All about IRA accounts for novices
Eat more vegetables. Exercise three times per week. Save for retirement.
Unlike ascetic meal plans or torturous yoga positions, saving for retirement can be relatively painless with the use of tax-advantaged individual retirement arrangements, or IRAs.
For many people, retirement planning begins and ends with their employer's retirement plan, often a 401(k). But up to 26 percent of full-time workers aren't covered by an employer's plan and 63 percent of part-time workers have no workplace retirement account, according to the Department of Labor. That leaves many people on their own to save for retirement, and an IRA account is the perfect starting place.
The annual contribution limit is $5,500 this year and $6,500 for savers over 50 years old.
"If everyone saved $5,500 a year, we wouldn't have the retirement crisis that we have now," says CFP professional Frank Armstrong, founder and principal of Investor Solutions in Miami.
Nearly a third of working-age Americans have no retirement savings or pension -- including 19 percent of people between the ages of 55 and 64, according to a recent report from the Federal Reserve.
Who can open an IRA?
Anyone with an income can open an IRA. Nonworking spouses also can open IRAs as long as the household's taxes are filed jointly.
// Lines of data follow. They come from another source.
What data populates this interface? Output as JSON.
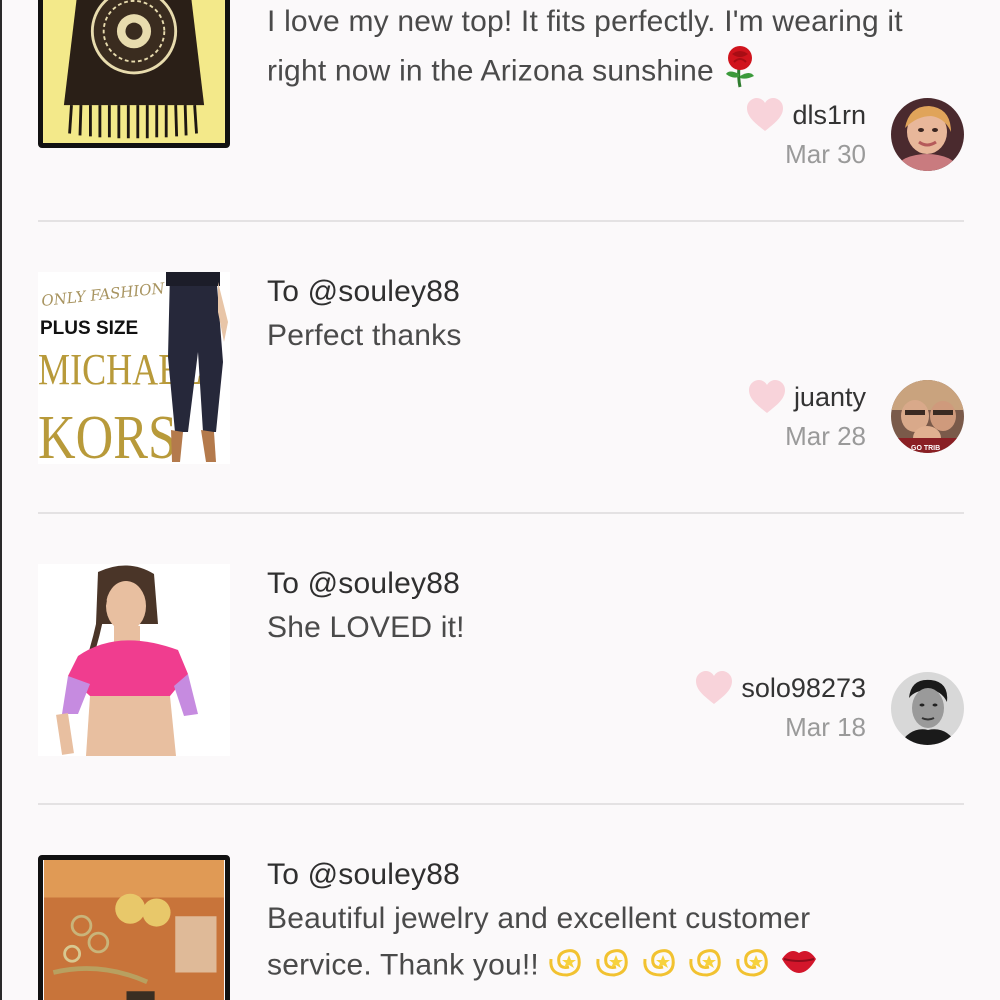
{
  "comments": [
    {
      "to": "",
      "message_line1": "I love my new top! It fits perfectly. I'm wearing it",
      "message_line2": "right now in the Arizona sunshine",
      "emoji": "rose-icon",
      "username": "dls1rn",
      "date": "Mar 30"
    },
    {
      "to": "To @souley88",
      "message": "Perfect thanks",
      "thumb_text": {
        "line1": "ONLY FASHION",
        "line2": "PLUS SIZE",
        "line3": "MICHAEL",
        "line4": "KORS"
      },
      "username": "juanty",
      "date": "Mar 28"
    },
    {
      "to": "To @souley88",
      "message": "She LOVED it!",
      "username": "solo98273",
      "date": "Mar 18"
    },
    {
      "to": "To @souley88",
      "message_line1": "Beautiful jewelry and excellent customer",
      "message_line2": "service. Thank you!!",
      "emoji": [
        "dizzy-star-icon",
        "dizzy-star-icon",
        "dizzy-star-icon",
        "dizzy-star-icon",
        "dizzy-star-icon",
        "kiss-lips-icon"
      ]
    }
  ],
  "colors": {
    "heart": "#f8d3da",
    "divider": "#e4e2e3",
    "date": "#9a9a9a",
    "background": "#fbf9fa"
  }
}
There are three basic types of IRAs available to individuals:
- A traditional IRA offers a tax deduction for the tax year in which the contribution was made.
- A Roth IRA gives investors the chance to invest money after taxes and then take the contributions and earnings out tax-free in retirement.
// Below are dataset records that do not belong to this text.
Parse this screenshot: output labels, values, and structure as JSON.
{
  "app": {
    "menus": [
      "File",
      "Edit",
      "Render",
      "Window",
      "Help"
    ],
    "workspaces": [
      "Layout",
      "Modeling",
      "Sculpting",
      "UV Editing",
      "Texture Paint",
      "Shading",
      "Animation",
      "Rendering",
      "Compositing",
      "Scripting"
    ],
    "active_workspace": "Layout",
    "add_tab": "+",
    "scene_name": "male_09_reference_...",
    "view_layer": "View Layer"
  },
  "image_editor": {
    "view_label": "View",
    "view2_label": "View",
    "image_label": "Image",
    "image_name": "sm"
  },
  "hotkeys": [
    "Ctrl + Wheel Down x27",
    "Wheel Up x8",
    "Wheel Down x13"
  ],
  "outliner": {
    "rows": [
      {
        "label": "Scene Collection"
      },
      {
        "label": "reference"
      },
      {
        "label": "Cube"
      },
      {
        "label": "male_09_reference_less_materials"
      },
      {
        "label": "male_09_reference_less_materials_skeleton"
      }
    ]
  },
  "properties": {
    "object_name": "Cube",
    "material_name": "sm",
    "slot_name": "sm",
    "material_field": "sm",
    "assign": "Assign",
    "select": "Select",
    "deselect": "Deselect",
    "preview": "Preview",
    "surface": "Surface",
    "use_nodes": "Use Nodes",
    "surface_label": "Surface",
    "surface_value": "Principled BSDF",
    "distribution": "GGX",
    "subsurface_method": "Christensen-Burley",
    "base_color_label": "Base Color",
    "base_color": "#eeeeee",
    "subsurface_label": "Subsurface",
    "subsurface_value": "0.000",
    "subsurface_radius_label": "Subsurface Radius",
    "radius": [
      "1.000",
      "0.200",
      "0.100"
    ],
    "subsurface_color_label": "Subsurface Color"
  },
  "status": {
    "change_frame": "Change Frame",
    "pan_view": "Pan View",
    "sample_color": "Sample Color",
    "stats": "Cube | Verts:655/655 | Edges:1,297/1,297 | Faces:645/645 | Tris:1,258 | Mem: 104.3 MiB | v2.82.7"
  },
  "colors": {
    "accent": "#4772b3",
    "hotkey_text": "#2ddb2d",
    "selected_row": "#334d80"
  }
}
- A nondeductible IRA is generally the only alternative for very high earners who otherwise don't qualify for the other types.
Both deductible IRAs and Roth IRAs have income thresholds that govern who can make qualified contributions to the accounts.
"If it is deductible, you take (the amount of the contribution) off your income. The disadvantage is that when it comes out, you have to pay tax on it," says CFP professional Herbert Hopwood, CFA, president of Hopwood Financial Services in Great Falls, Virginia.
Contributions to Roth IRAs are made after taxes are paid, so there is no deduction. Instead the contribution grows tax-free.
"There aren't many things in life that are free, but the idea is that you put money in and as long as you wait until 59 1/2 years, all of the earnings come out tax-free. That is a huge benefit, especially when someone is young, because the money could compound and it could be worth 10 times what they put in or more," Hopwood says.
When should I start?
Start contributing to an IRA in the womb if possible, if you're able to verify income. Failing that, start as soon as you get your first job. If that ship has long sailed, start now.
"If you started at 20, contributing every year -- and the old limit was $2,000 -- and then you stopped at age 30, at 60 you would have more money than someone who started at 30 and contributed regularly for 30 years," Hopwood says.
Where do I get an IRA?
IRAs can be opened at most financial services providers, online or in person. That includes local banks and credit unions, brokerage firms and big mutual fund superstores or discount brokerages.
Though there are advantages and disadvantages to service providers, newbies should look for ample resources made available to investors, such as online educational materials and in-person guidance.
"Leverage that resource to the high heavens," says Xavier Epps, CEO and founder of XNE Financial Advising in northern Virginia.
Questions to ask providers:
- What are the fees for the account?
- What kind of guidance or advice is available? How much does it cost? How are advisers paid?
- What types of investments can be held in the account?
- What are the trading costs?
How should I invest?
Investing is typically a big hurdle for retirement savers. It can be a daunting and bewildering topic and takes a lot of homework to get up to speed.
That being said, it must be done.
"Pick investments. ... You have to invest the money," says Hopwood.
Ideally, those with a long time until retirement will invest in the stock market.
"Don't be afraid to take risks early in your career. A lot of younger people are risk-averse and it doesn't work in their best interest," says Armstrong.
Investors with 10 or more years until retirement can afford to put the pedal to the metal and go for the high returns offered by the stock market rather than playing it safe with certificates of deposit and Treasury bonds: You can't lose money in very safe investments, but you can't earn much either.
The easiest solution to the investing dilemma? Go with a total market index fund to get the ball rolling.
A total market index fund offers instant diversity, which mitigates many of the risks inherent in the market such as specific company risk or geographic risk. Those risks crop up when just one or two companies account for most of a portfolio -- or even just one country.
"You still have market risk and you have to suck it up. You'll be paid handsomely for the aggravation of watching your account fluctuate," says Armstrong. "Better off not to watch it. Just have faith."
Consistent saving coupled with a reasonable rate of return over a long period of time could put you in the millionaires' club. At the very least, it will help you pay the bills in retirement.